Records shown Block Start

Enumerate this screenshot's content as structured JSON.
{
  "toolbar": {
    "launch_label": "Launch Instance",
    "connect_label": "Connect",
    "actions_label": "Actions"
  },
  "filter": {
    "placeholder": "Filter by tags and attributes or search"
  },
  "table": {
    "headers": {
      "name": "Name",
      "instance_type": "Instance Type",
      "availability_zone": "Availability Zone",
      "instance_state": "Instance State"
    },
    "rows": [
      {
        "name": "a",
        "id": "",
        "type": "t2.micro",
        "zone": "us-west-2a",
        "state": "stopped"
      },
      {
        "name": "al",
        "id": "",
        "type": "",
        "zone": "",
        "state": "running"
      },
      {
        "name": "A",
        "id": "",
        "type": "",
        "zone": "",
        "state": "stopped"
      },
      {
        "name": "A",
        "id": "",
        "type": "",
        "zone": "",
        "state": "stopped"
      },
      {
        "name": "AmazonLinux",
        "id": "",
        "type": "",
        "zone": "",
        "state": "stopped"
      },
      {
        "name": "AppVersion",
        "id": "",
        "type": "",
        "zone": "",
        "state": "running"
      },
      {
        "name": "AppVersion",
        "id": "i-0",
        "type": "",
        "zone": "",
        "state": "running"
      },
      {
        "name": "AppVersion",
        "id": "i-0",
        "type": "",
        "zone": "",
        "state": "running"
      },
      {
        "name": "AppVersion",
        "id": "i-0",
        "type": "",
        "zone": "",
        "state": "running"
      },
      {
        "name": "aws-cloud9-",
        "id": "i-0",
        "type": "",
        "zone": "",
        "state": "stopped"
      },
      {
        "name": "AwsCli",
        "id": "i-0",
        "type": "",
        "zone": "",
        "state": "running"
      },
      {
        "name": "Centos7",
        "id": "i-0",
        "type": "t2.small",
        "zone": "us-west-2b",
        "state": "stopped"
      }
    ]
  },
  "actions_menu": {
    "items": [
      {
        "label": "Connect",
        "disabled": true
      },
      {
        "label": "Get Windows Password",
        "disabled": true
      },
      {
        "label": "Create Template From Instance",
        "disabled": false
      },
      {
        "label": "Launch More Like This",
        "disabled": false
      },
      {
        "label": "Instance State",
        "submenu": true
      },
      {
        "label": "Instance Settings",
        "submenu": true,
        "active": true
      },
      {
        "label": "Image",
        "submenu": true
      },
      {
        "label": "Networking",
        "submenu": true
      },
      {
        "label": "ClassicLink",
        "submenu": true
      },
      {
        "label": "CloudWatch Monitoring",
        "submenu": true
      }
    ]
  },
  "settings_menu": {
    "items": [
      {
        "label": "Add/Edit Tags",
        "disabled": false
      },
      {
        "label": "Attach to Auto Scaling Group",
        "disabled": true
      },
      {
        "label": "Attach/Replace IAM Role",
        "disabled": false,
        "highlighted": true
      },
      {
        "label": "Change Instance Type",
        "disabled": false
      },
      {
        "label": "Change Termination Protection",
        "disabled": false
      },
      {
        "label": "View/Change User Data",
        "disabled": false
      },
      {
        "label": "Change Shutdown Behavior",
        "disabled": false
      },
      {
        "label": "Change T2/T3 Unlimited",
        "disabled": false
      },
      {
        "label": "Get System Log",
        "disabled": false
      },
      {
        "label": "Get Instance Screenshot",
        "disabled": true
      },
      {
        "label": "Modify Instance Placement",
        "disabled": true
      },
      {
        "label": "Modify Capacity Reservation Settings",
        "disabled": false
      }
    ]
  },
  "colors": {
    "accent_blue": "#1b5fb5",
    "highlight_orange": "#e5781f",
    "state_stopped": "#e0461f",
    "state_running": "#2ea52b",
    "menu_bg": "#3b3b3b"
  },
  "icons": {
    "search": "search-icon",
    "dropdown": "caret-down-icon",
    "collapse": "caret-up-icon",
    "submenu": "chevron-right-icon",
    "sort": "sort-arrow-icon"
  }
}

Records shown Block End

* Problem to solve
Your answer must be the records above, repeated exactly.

* Written solution
Enumerate this screenshot's content as structured JSON.
{
  "toolbar": {
    "launch_label": "Launch Instance",
    "connect_label": "Connect",
    "actions_label": "Actions"
  },
  "filter": {
    "placeholder": "Filter by tags and attributes or search"
  },
  "table": {
    "headers": {
      "name": "Name",
      "instance_type": "Instance Type",
      "availability_zone": "Availability Zone",
      "instance_state": "Instance State"
    },
    "rows": [
      {
        "name": "a",
        "id": "",
        "type": "t2.micro",
        "zone": "us-west-2a",
        "state": "stopped"
      },
      {
        "name": "al",
        "id": "",
        "type": "",
        "zone": "",
        "state": "running"
      },
      {
        "name": "A",
        "id": "",
        "type": "",
        "zone": "",
        "state": "stopped"
      },
      {
        "name": "A",
        "id": "",
        "type": "",
        "zone": "",
        "state": "stopped"
      },
      {
        "name": "AmazonLinux",
        "id": "",
        "type": "",
        "zone": "",
        "state": "stopped"
      },
      {
        "name": "AppVersion",
        "id": "",
        "type": "",
        "zone": "",
        "state": "running"
      },
      {
        "name": "AppVersion",
        "id": "i-0",
        "type": "",
        "zone": "",
        "state": "running"
      },
      {
        "name": "AppVersion",
        "id": "i-0",
        "type": "",
        "zone": "",
        "state": "running"
      },
      {
        "name": "AppVersion",
        "id": "i-0",
        "type": "",
        "zone": "",
        "state": "running"
      },
      {
        "name": "aws-cloud9-",
        "id": "i-0",
        "type": "",
        "zone": "",
        "state": "stopped"
      },
      {
        "name": "AwsCli",
        "id": "i-0",
        "type": "",
        "zone": "",
        "state": "running"
      },
      {
        "name": "Centos7",
        "id": "i-0",
        "type": "t2.small",
        "zone": "us-west-2b",
        "state": "stopped"
      }
    ]
  },
  "actions_menu": {
    "items": [
      {
        "label": "Connect",
        "disabled": true
      },
      {
        "label": "Get Windows Password",
        "disabled": true
      },
      {
        "label": "Create Template From Instance",
        "disabled": false
      },
      {
        "label": "Launch More Like This",
        "disabled": false
      },
      {
        "label": "Instance State",
        "submenu": true
      },
      {
        "label": "Instance Settings",
        "submenu": true,
        "active": true
      },
      {
        "label": "Image",
        "submenu": true
      },
      {
        "label": "Networking",
        "submenu": true
      },
      {
        "label": "ClassicLink",
        "submenu": true
      },
      {
        "label": "CloudWatch Monitoring",
        "submenu": true
      }
    ]
  },
  "settings_menu": {
    "items": [
      {
        "label": "Add/Edit Tags",
        "disabled": false
      },
      {
        "label": "Attach to Auto Scaling Group",
        "disabled": true
      },
      {
        "label": "Attach/Replace IAM Role",
        "disabled": false,
        "highlighted": true
      },
      {
        "label": "Change Instance Type",
        "disabled": false
      },
      {
        "label": "Change Termination Protection",
        "disabled": false
      },
      {
        "label": "View/Change User Data",
        "disabled": false
      },
      {
        "label": "Change Shutdown Behavior",
        "disabled": false
      },
      {
        "label": "Change T2/T3 Unlimited",
        "disabled": false
      },
      {
        "label": "Get System Log",
        "disabled": false
      },
      {
        "label": "Get Instance Screenshot",
        "disabled": true
      },
      {
        "label": "Modify Instance Placement",
        "disabled": true
      },
      {
        "label": "Modify Capacity Reservation Settings",
        "disabled": false
      }
    ]
  },
  "colors": {
    "accent_blue": "#1b5fb5",
    "highlight_orange": "#e5781f",
    "state_stopped": "#e0461f",
    "state_running": "#2ea52b",
    "menu_bg": "#3b3b3b"
  },
  "icons": {
    "search": "search-icon",
    "dropdown": "caret-down-icon",
    "collapse": "caret-up-icon",
    "submenu": "chevron-right-icon",
    "sort": "sort-arrow-icon"
  }
}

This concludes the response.